by Hallie Ephron
It’s not an open casting call, Angela Cassano realizes as she takes in the emptiness of director Glenn Lancaster’s outer office. The gloomy space, on the second floor over storefronts on Santa Monica in Beverly Hills, has rough stucco walls painted off-white. The furnishings are chrome and ebony and black leather, and the stale air smells faintly of cigar. Her appointment was at two. At three she’s still waiting for Lancaster to emerge from his inner sanctum.
“They want you,” her agent had said when he called, sounding as surprised as she was that a remake of A Scandal in Bohemia was afoot, this time as a major motion picture. Same director, same actor as Sherlock Holmes, and they wanted her to read for the role she played twenty-five years ago: Irene Adler, the one woman who outsmarted the great detective.
By Meg Gardiner
Suicide, they say. She hears them outside as she leans towards the open window.
The woman in pearls mumbles it, sitting on the curb under city lights. Her face scratched by fragments of safety glass, posh frock bloody. She waves away the paramedic again, insisting she’s fine, but refuses to look there.
The footballer spits it, pacing the pavement, mobile to his ear, speaking to his agent. Pausing to beg a cigarette from a cop guarding the scene. Still so shaky ninety minutes after the thing, he doesn’t care if onlookers snap him smoking.
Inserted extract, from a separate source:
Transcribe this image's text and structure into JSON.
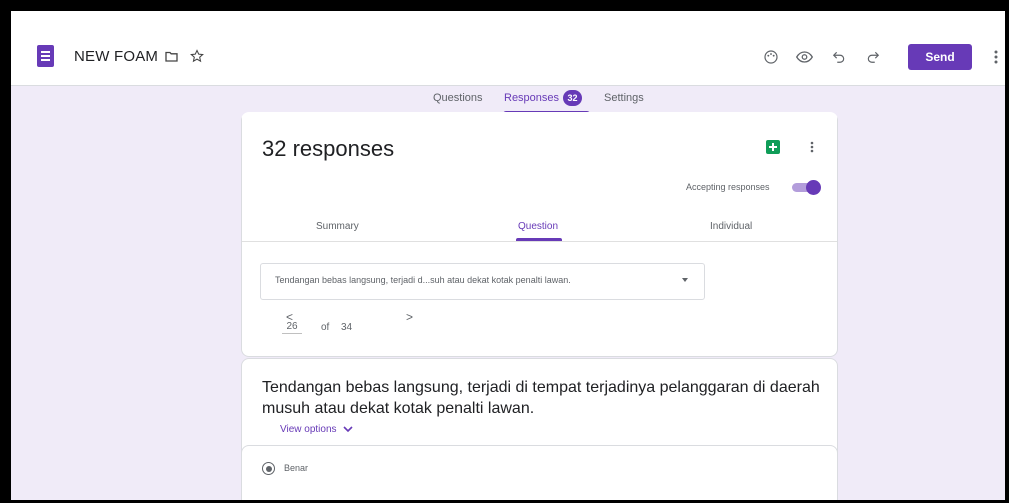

He’d just pulled up in the Merc when it happened. Jesus. Nearly killed us.
The dog walker sobs it. Yes, I saw, she tells the detective, wiping her eyes. She had no warning. The woman simply plunged from the night sky into the windscreen of the Mercedes outside the Mayfair Capital Bank. Straight down into the glass, from… she looks up at the window.
Shaz jerks back into the shadows.
The Painted Smile
by William Kent Krueger
He was an odd child to begin with. After he received the book as a Christmas present, things only got worse. Eventually his aunt was beside herself and sought my help.
I have an office in Saint Paul, in a building that was grand about the time Dillinger was big news. It’s long been in need of a facelift. One of the things I like about it is that I can see the Mississippi River from my window. Another is that I can afford the rent.
Although she’d called ahead and had explained the situation, when she brought in the boy, I was still surprised. He was small, even for a ten-year-old. But his eyes were sharp and quick, darting like bees around the room, taking in everything. I welcomed the woman and her nephew, shook their hands, and we sat in the comfortable easy chairs I use during my sessions.
“So, Oliver,” I said. “I’m very curious about your costume.”
“My name is Sherlock. And this is not a costume.”